Performance in Gaming Applications
Unfortunately, contemporary games do not support multi-threading. Even though “virtual” multi-core technology, Hyper-Threading, appeared long time ago, game developers do not rush to split the calculations performed by the gaming engine into multiple threads. And it is not about the complexity of this task for gaming needs. It looks like the increase of the processors computational power is not that important for games, because it is the graphics card that bears the maximum workload in this sort of apps.
However, the arrival of the dual-core processors gives use some hope that very soon we will see game developers put more workload on the system CPU. It can result into a totally new generation of games with advanced artificial intelligence and realistic physics.
In the meanwhile it doesn’t make any sense to upgrade to a dual-core CPU in a gaming system.

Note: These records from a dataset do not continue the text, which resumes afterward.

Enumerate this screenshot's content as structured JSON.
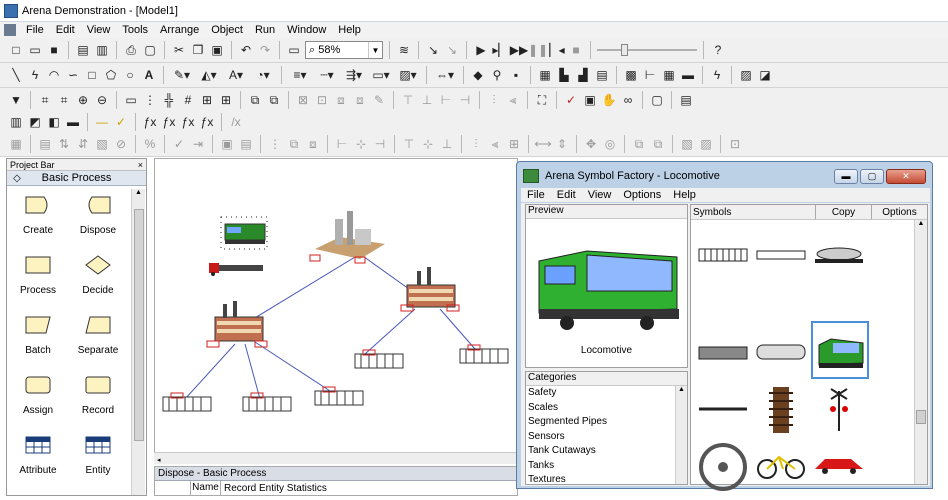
{
  "app": {
    "title": "Arena Demonstration - [Model1]",
    "menu": [
      "File",
      "Edit",
      "View",
      "Tools",
      "Arrange",
      "Object",
      "Run",
      "Window",
      "Help"
    ],
    "zoom": "58%"
  },
  "project_bar": {
    "title": "Project Bar",
    "close": "×",
    "group": "Basic Process",
    "modules": [
      {
        "label": "Create"
      },
      {
        "label": "Dispose"
      },
      {
        "label": "Process"
      },
      {
        "label": "Decide"
      },
      {
        "label": "Batch"
      },
      {
        "label": "Separate"
      },
      {
        "label": "Assign"
      },
      {
        "label": "Record"
      },
      {
        "label": "Attribute"
      },
      {
        "label": "Entity"
      }
    ]
  },
  "spreadsheet": {
    "title": "Dispose - Basic Process",
    "col_name": "Name",
    "col_record": "Record Entity Statistics"
  },
  "symbol_factory": {
    "title": "Arena Symbol Factory - Locomotive",
    "menu": [
      "File",
      "Edit",
      "View",
      "Options",
      "Help"
    ],
    "preview_label": "Preview",
    "preview_caption": "Locomotive",
    "categories_label": "Categories",
    "categories": [
      "Safety",
      "Scales",
      "Segmented Pipes",
      "Sensors",
      "Tank Cutaways",
      "Tanks",
      "Textures"
    ],
    "symbols_label": "Symbols",
    "copy_button": "Copy",
    "options_button": "Options"
  }
}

This is actually one of the reasons why AMD is not going to give up the development of their gaming processor family: Athlon 64 FX. These CPUs work at higher clock frequencies and feature only one computational core.